When some users pointed out that the sign the toddler was making wasn't exactly the "help" sign, Spencer defended it, saying it was a different variation of ASL.

“It’s ASL baby sign, so he is slightly “mispronouncing” the word, but it is the sign he always made when he needed help,” she responded.

Another Twitter user posted a picture and wrote, “This is how I signed help.”

Baby sign language (BSL) is the use of manual signing that allows infants and toddlers to communicate before speaking out.

BSL has three major benefits:

  1. Practical: The child makes less fuss and it is more fun for the child to communicate easily.
  2. Emotional: BSL helps to create close bonding between the parent and the child.
  3. Cognitive: BSL boosts brain development and also helps in the long run for better understanding.

BSL also helps to improve self-esteem for both the parent and the child.

According to a report in the Psych Central, a research conducted by ASL interpreter Joseph Garcia showed that infants who are exposed to signs “regularly and consistently” at the age of six to seven months are able to use the signs effectively by the time they are eight to nine months old.
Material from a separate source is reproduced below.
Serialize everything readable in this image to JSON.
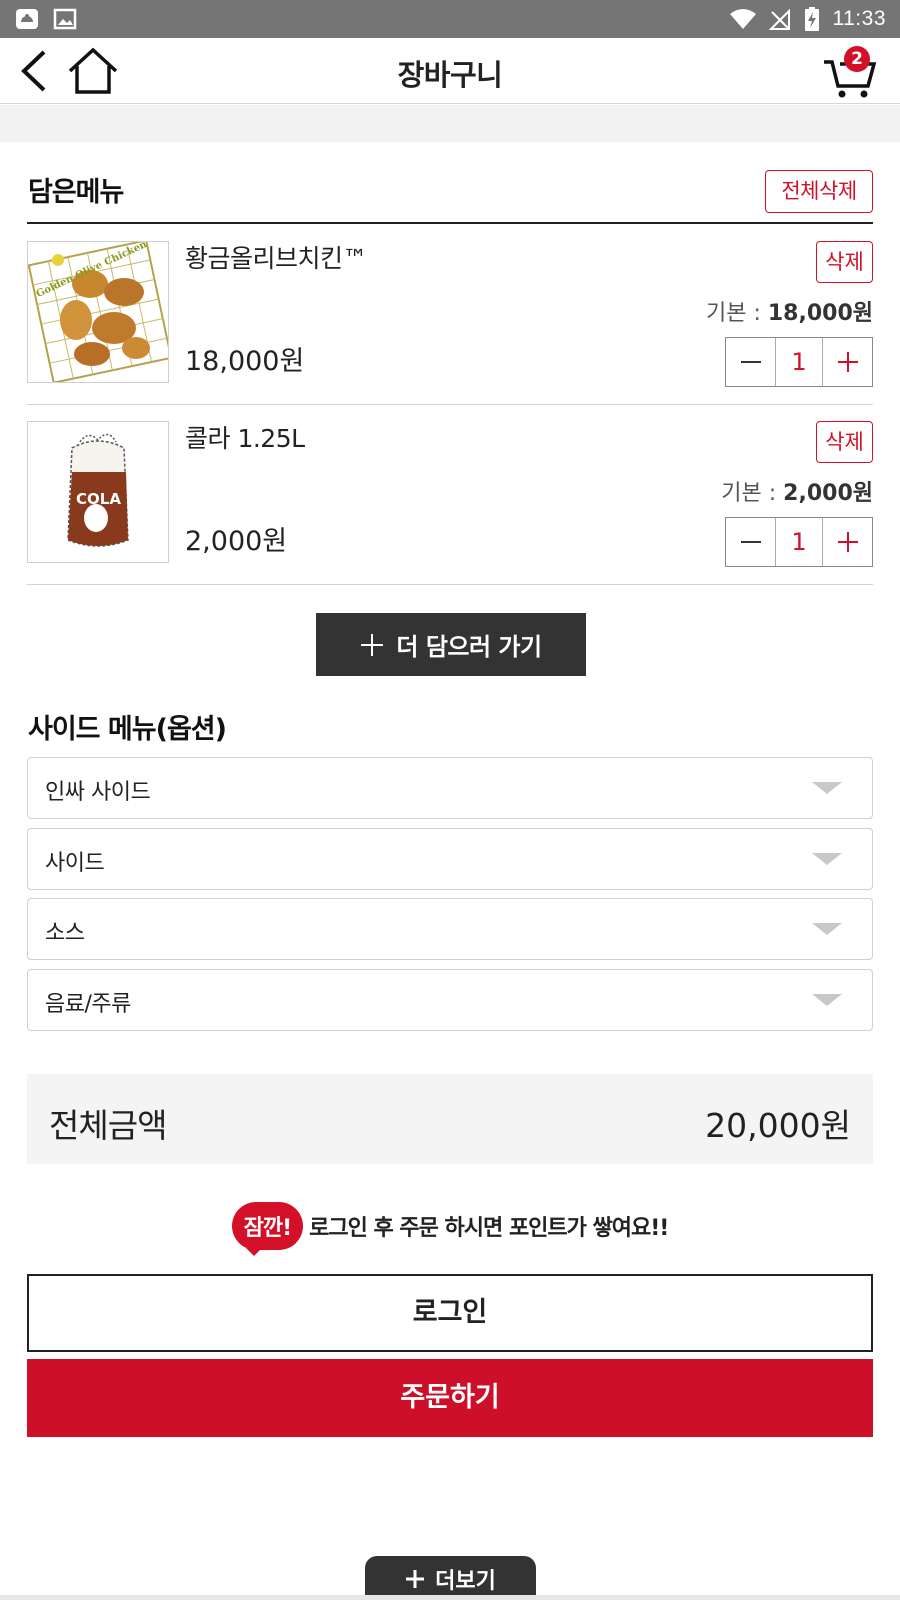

The report also explained that apart from ASL, Makaton is another system of sign language which consists of commonly used “key words,” manual signs and gestures.

It affirmed that the sign language helps in boosting communication and provides a “bridge to the spoken word.”

The report also focused on providing few tips on teaching sign language to babies.

  1. Teaching sign language should be started right when the infant is between six to eight months old.
  2. Along with the sign, the word for which it is used should be spoken aloud and there should be an eye contact with the child. It will become easy to teach if the signs are linked to objects, like a “ball.”
  3. The signs must be repeated on a regular basis so that the child remembers it.